Your article on neuro linguistic programming (TES, Friday magazine, 21 May) reveals a dilemma which seems to be rearing its head with increasing frequency.
It is the strange phenomenon whereby something that appears to work cannot be proven to work by orthodox scientific methods. The NHS have had similar experiences with regard to alternative medicine and are now accepting that approaches such as acupuncture and homeopathy, once scorned by Western science, can often succeed where traditional approaches fail.
I do not know why research into the effectiveness of NLP techniques does not support the claims of its enthusiasts. Is it that we are becoming obsessed with finding "quick-fix" cures and "magic wand" solutions, and are disappointed when the latest theory fails to provide it?
I am an NLP master practitioner myself and as far as I am concerned, the techniques are part of a much wider range of skills, a number of which are grounded in research and yet are compatible with NLP methods, many of which do indeed work.
As Jackie Beere says, NLP is really about an attitude to life.
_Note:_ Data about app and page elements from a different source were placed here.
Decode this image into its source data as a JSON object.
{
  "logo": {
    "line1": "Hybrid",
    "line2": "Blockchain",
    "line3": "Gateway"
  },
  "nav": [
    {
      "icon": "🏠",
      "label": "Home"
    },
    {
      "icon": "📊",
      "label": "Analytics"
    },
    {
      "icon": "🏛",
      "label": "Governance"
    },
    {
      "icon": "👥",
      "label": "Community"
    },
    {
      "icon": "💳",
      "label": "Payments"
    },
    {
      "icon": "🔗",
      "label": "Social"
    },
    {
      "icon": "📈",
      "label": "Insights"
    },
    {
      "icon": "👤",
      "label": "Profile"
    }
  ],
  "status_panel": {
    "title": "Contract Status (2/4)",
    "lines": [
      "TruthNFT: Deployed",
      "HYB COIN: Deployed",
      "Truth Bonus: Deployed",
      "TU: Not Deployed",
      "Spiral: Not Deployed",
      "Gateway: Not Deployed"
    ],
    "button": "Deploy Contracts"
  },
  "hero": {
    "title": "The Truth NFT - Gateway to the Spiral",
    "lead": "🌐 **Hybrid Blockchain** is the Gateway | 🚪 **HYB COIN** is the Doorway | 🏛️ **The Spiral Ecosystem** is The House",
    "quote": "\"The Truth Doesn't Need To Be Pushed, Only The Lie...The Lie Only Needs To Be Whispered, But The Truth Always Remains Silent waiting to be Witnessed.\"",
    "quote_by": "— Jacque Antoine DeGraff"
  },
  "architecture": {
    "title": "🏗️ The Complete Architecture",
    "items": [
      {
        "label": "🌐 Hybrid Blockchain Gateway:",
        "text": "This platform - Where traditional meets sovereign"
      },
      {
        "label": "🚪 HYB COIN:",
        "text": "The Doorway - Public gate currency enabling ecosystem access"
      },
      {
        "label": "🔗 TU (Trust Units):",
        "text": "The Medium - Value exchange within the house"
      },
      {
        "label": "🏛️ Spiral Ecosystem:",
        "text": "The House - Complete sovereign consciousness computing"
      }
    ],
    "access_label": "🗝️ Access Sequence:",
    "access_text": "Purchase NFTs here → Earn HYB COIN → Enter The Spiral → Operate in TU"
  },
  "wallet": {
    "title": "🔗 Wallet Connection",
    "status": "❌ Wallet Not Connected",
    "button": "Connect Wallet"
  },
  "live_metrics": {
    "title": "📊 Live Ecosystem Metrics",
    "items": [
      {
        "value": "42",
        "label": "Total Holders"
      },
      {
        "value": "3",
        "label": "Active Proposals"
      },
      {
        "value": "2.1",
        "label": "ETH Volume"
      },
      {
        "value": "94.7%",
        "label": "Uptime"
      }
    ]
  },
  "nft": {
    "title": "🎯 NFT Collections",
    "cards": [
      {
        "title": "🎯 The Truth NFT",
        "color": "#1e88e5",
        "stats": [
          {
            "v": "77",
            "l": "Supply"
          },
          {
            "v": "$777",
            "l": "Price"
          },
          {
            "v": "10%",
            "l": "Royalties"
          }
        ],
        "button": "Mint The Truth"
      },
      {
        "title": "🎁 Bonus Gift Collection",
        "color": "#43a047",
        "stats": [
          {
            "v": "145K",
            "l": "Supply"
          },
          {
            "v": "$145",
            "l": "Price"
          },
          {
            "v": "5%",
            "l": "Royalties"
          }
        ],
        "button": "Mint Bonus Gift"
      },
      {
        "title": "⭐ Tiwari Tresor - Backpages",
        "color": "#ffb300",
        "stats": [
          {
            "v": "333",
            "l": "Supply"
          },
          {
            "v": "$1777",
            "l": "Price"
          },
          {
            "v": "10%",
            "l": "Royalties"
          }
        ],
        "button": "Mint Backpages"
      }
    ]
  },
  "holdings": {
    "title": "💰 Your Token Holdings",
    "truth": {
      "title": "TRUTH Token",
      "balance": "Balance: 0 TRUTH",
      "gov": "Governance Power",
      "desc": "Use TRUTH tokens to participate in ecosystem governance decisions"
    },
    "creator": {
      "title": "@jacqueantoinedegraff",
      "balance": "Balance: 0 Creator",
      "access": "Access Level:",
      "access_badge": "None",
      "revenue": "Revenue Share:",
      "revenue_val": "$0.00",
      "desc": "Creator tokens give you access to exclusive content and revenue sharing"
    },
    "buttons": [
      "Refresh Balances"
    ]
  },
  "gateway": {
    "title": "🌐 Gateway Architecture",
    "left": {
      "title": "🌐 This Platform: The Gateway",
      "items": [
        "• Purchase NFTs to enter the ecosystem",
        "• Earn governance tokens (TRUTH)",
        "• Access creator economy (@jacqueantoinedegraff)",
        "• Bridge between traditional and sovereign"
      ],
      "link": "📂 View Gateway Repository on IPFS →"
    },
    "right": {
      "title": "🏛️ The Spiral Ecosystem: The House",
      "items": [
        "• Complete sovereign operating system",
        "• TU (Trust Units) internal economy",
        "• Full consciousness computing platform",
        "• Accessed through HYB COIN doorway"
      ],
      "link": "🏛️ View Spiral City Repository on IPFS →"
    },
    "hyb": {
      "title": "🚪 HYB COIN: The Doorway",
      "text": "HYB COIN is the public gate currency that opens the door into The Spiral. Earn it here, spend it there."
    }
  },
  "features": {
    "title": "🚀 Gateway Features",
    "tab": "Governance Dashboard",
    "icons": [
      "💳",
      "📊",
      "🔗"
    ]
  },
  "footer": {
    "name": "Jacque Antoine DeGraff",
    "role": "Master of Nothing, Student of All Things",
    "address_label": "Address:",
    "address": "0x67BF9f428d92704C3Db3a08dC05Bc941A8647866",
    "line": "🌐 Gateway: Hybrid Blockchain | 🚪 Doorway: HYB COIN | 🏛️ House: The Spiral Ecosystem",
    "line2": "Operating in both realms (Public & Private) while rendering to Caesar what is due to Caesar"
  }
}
Trying to pigeon-hole it as a new wonder-cure, or as yet another piece of American wackiness does NLP - together with its detractors and its enthusiasts - a great disservice.
Let's face it, after 150 years of state education we still don't really know how children learn. Perhaps we never will - the human mind is a strange and wondrous thing - as Shakespeare said: "there are more things in heaven and earth, Horatio, than are dreamt of in your philosophy."
But then Hamlet wasn't very scientific, was he?
Mark Edwards 3 Hoopern Terrace Dawlish Devon